%%

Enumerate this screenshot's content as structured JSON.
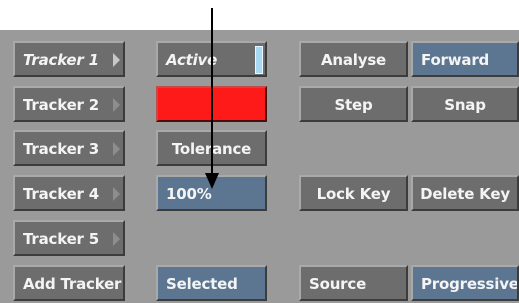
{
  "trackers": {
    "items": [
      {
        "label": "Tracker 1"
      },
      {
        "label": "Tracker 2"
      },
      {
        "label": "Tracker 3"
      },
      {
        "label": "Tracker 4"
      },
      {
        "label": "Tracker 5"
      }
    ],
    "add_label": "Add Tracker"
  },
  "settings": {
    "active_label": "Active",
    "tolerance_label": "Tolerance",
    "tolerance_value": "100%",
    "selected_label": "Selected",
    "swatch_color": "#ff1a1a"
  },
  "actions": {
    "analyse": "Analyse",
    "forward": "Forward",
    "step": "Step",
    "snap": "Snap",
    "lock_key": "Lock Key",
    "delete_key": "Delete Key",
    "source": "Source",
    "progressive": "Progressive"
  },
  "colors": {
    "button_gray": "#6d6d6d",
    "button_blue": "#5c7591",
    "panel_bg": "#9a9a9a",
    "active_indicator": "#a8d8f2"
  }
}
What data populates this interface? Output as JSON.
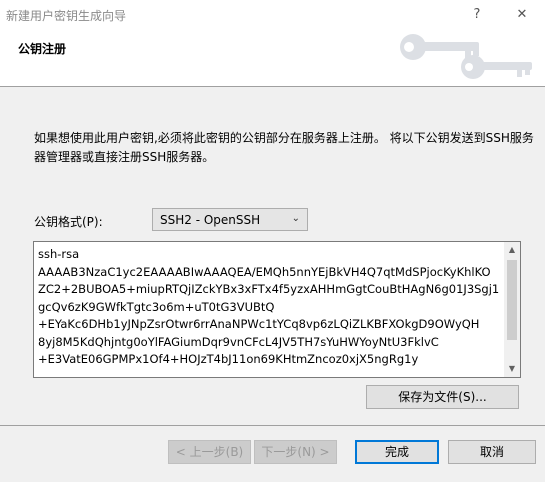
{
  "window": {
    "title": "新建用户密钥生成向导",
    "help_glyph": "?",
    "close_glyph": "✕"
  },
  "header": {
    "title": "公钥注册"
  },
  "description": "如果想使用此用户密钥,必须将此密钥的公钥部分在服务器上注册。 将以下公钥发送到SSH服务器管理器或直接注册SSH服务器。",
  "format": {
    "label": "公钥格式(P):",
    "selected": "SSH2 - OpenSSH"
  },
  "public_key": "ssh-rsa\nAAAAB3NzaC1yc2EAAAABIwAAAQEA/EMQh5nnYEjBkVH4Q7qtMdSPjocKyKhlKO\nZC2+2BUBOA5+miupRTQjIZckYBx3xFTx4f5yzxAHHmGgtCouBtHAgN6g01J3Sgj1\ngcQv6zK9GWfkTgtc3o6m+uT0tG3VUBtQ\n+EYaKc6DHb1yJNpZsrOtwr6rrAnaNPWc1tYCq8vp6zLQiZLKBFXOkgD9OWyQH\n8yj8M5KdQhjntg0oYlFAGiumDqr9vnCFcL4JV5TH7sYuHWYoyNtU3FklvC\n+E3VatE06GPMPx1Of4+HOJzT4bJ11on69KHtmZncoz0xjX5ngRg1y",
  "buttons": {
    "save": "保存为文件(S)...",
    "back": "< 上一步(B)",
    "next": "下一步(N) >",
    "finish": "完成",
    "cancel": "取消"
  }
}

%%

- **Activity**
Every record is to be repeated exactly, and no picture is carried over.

- **Task result**
Enumerate this screenshot's content as structured JSON.
{
  "trackers": {
    "items": [
      {
        "label": "Tracker 1"
      },
      {
        "label": "Tracker 2"
      },
      {
        "label": "Tracker 3"
      },
      {
        "label": "Tracker 4"
      },
      {
        "label": "Tracker 5"
      }
    ],
    "add_label": "Add Tracker"
  },
  "settings": {
    "active_label": "Active",
    "tolerance_label": "Tolerance",
    "tolerance_value": "100%",
    "selected_label": "Selected",
    "swatch_color": "#ff1a1a"
  },
  "actions": {
    "analyse": "Analyse",
    "forward": "Forward",
    "step": "Step",
    "snap": "Snap",
    "lock_key": "Lock Key",
    "delete_key": "Delete Key",
    "source": "Source",
    "progressive": "Progressive"
  },
  "colors": {
    "button_gray": "#6d6d6d",
    "button_blue": "#5c7591",
    "panel_bg": "#9a9a9a",
    "active_indicator": "#a8d8f2"
  }
}
What data populates this interface? Output as JSON.
{
  "window": {
    "title": "新建用户密钥生成向导",
    "help_glyph": "?",
    "close_glyph": "✕"
  },
  "header": {
    "title": "公钥注册"
  },
  "description": "如果想使用此用户密钥,必须将此密钥的公钥部分在服务器上注册。 将以下公钥发送到SSH服务器管理器或直接注册SSH服务器。",
  "format": {
    "label": "公钥格式(P):",
    "selected": "SSH2 - OpenSSH"
  },
  "public_key": "ssh-rsa\nAAAAB3NzaC1yc2EAAAABIwAAAQEA/EMQh5nnYEjBkVH4Q7qtMdSPjocKyKhlKO\nZC2+2BUBOA5+miupRTQjIZckYBx3xFTx4f5yzxAHHmGgtCouBtHAgN6g01J3Sgj1\ngcQv6zK9GWfkTgtc3o6m+uT0tG3VUBtQ\n+EYaKc6DHb1yJNpZsrOtwr6rrAnaNPWc1tYCq8vp6zLQiZLKBFXOkgD9OWyQH\n8yj8M5KdQhjntg0oYlFAGiumDqr9vnCFcL4JV5TH7sYuHWYoyNtU3FklvC\n+E3VatE06GPMPx1Of4+HOJzT4bJ11on69KHtmZncoz0xjX5ngRg1y",
  "buttons": {
    "save": "保存为文件(S)...",
    "back": "< 上一步(B)",
    "next": "下一步(N) >",
    "finish": "完成",
    "cancel": "取消"
  }
}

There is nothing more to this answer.